Federal Reserve vice chairman Stanley Fischer has resigned effective in mid-October, giving President Trump scope to start reshaping the leadership of the USA central bank sooner than expected and clouding the longer-term outlook for monetary policy.
Fischer's departure comes as U.S. President Donald Trump prepares to reshape the Fed board, which now has three vacancies.
"It has been a great privilege to serve on the Federal Reserve Board and, most especially, to work alongside Chair [Janet] Yellen as well as many other dedicated and talented men and women throughout the Federal Reserve System", Fischer wrote.
Fischer is leaving before his term expires in June next year, and that in effect gives Trump scope to remake the leadership of the Federal Reserve Board.
Quarles' nomination is scheduled to be voted on by the Senate Banking Committee on Thursday.
Fischer, a former governor of the Bank of Israel and vice chairman of Citigroup, leaves the Fed as the central bank confronts the deepening dilemma of United States monetary policy. The two have butted heads over regulatory reform, and her defense of the current regulatory environment in last month's keynote address.
In a note to clients on Wednesday, Paul Ashworth, chief USA economist at Capital Economics, wrote that Fischer's resignation "presumably lowers the odds of [Yellen] being nominated for a second term [as Fed Chair]". "You're talking about a lot of turnover when uncertainty about Fed policy is already high". One potential candidate was Gary Cohn, a former top executive at Goldman Sachs, who now lead's Trump's National Economic Council.
Fed Chair Janet Yellen said Fisher would be missed.
Mr Fischer is a former economics professor at the Massachusetts Institute of Technology.
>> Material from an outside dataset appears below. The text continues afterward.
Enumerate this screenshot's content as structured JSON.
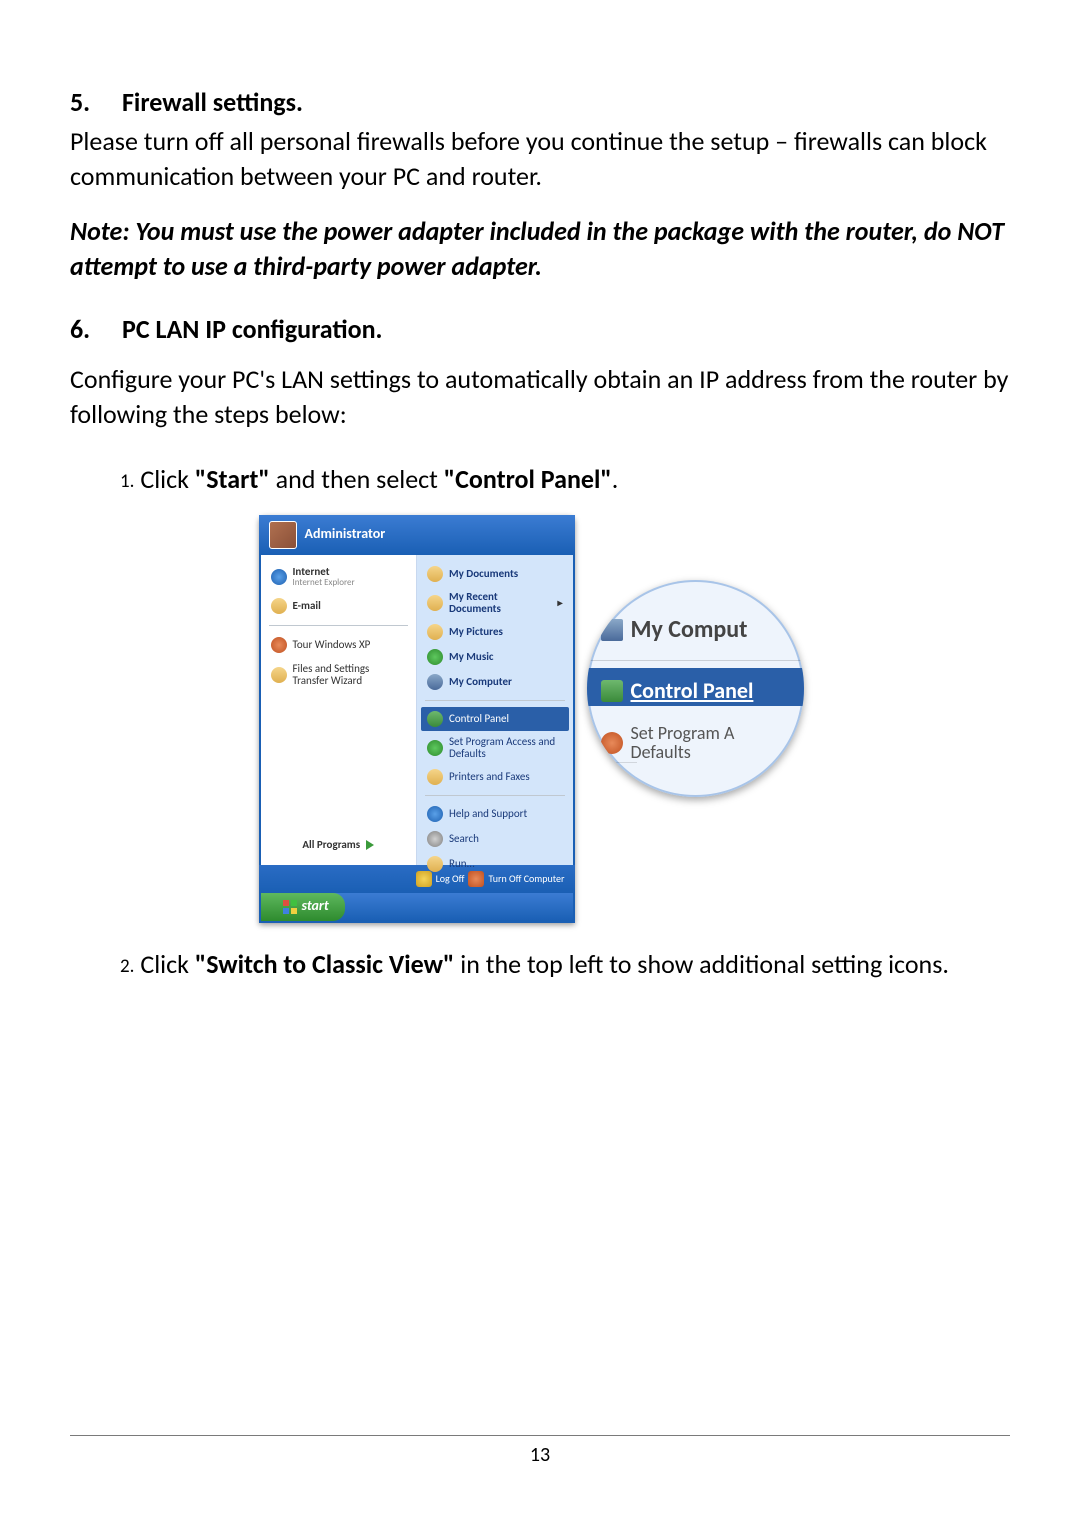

In congressional testimony in March, he endorsed a move being pushed by Republican lawmakers to require the Fed to follow a rules-based approach to setting interest rate policy.